Australia is largely a desert continent. Its freshwater fish fauna is dominated by marine derivatives, such as river eels, plotosid catfishes, rainbowfishes, barramundi, temperate basses, grunters, pygmy perches, gobies, and sleepers. Several Australian fishes show distinct adaptations to periodic drought. The endemic, monotypic Salamanderfish Lepidogalaxias salamandroides occurs commonly in southwestern Australian habitats that dry up during the annual summer drought. As waters recede, the fish burrows into bottom sediments and surrounds itself with a thick mucus coat (Berra & Allen 1989; Pusey 1990). Two major problems faced by estivating fishes are water loss and a concomitant build-up of toxic nitrogenous wastes such as urea, which normally must be transported away with waterwasting urine. Salamanderfish conserve water by absorbing it from the surrounding soil until soil moisture content approaches zero. They avoid the production of nitrogenous wastes in part by metabolizing lipids rather than proteins; the endpoint of lipid metabolism is carbon dioxide, not nitrogen compounds (Pusey 1989).

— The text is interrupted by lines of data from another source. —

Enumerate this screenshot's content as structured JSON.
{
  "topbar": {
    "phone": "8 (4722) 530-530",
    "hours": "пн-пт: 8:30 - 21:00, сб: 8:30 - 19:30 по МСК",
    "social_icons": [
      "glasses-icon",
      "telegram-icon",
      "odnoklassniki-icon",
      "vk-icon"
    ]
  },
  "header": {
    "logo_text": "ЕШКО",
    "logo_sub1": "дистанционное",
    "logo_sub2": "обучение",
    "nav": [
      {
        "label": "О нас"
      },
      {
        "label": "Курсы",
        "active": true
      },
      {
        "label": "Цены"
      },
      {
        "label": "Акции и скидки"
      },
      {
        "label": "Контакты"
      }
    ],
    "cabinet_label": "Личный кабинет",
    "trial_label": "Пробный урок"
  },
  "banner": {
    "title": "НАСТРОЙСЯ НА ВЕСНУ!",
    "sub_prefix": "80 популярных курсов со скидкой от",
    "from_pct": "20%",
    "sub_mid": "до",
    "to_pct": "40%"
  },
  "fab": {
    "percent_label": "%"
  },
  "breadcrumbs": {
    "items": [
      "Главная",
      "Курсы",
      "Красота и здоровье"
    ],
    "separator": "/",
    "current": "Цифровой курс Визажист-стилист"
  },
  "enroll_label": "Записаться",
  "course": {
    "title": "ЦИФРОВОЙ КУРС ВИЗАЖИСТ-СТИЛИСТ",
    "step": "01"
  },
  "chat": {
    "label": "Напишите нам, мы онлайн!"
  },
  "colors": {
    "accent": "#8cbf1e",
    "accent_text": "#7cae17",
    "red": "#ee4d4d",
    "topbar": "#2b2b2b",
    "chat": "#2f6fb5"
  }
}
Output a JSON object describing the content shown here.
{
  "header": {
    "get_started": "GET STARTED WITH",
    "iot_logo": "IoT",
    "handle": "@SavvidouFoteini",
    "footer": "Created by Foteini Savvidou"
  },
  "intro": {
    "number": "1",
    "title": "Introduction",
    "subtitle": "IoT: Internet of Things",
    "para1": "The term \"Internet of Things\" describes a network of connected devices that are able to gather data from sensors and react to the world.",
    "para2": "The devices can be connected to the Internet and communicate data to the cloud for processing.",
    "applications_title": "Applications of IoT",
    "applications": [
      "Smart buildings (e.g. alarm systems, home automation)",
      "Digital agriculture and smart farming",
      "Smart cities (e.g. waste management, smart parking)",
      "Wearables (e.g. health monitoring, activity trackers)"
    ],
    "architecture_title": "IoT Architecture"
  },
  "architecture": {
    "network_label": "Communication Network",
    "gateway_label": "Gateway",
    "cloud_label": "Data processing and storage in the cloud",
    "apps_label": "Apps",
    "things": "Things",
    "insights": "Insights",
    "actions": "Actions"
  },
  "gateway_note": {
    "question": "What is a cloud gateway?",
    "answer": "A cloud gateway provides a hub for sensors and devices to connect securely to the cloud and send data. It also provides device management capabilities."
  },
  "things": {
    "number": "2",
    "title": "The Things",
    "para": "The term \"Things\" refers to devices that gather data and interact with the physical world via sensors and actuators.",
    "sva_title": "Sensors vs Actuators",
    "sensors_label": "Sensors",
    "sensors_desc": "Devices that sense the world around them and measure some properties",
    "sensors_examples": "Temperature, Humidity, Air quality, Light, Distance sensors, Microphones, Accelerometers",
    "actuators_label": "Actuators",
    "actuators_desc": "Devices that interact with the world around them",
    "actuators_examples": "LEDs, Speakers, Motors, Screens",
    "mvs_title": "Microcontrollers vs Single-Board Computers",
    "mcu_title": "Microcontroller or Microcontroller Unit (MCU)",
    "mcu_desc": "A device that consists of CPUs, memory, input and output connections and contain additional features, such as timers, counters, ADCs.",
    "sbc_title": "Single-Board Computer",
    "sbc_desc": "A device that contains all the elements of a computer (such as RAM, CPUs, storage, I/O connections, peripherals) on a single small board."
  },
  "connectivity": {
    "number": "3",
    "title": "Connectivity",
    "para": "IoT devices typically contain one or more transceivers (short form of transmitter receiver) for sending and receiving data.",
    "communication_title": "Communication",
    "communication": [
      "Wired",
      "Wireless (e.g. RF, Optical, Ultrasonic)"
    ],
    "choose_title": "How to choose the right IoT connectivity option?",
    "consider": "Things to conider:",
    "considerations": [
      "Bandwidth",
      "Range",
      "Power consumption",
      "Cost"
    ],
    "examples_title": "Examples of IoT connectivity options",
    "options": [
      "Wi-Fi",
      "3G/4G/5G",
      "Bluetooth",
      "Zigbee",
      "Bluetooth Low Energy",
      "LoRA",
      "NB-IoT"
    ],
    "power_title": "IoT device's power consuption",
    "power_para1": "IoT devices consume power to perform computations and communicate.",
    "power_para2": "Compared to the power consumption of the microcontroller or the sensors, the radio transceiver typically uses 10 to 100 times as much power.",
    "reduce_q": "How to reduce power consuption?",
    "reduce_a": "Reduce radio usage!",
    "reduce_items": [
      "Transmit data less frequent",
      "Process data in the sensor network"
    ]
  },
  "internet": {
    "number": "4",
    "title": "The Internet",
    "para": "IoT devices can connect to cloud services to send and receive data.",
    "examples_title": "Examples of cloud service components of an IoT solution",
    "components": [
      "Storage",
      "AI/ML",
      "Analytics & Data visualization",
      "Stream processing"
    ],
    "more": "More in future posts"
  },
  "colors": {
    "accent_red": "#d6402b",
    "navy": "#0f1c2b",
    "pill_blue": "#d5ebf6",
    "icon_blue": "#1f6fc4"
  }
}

Several species in the related family Galaxiidae in Australia and New Zealand occur in similar temporary habitats and may also estivate during dry periods. Some gobies and hardyhead silversides that live in desert springs in central Australia are exceptionally tolerant to high temperatures, high salinities, and low dissolved oxygen. The Desert Goby, Chlamydogobius eremius, typifi es desert-adapted species in its ability to survive an extreme range of conditions, including ionic concentrations ranging from distilled water to water more saline than sea water, temperatures between 5 and 40°C, and oxygen concentrations below 1 ppm. To avoid lethal conditions in thermal springs or high summer temperatures, it seeks cooler vertical or lateral portions of springs, buries itself in cooler silt, and even emerges from the water to capitalize on evaporative cooling and aerial respiration (Glover 1982).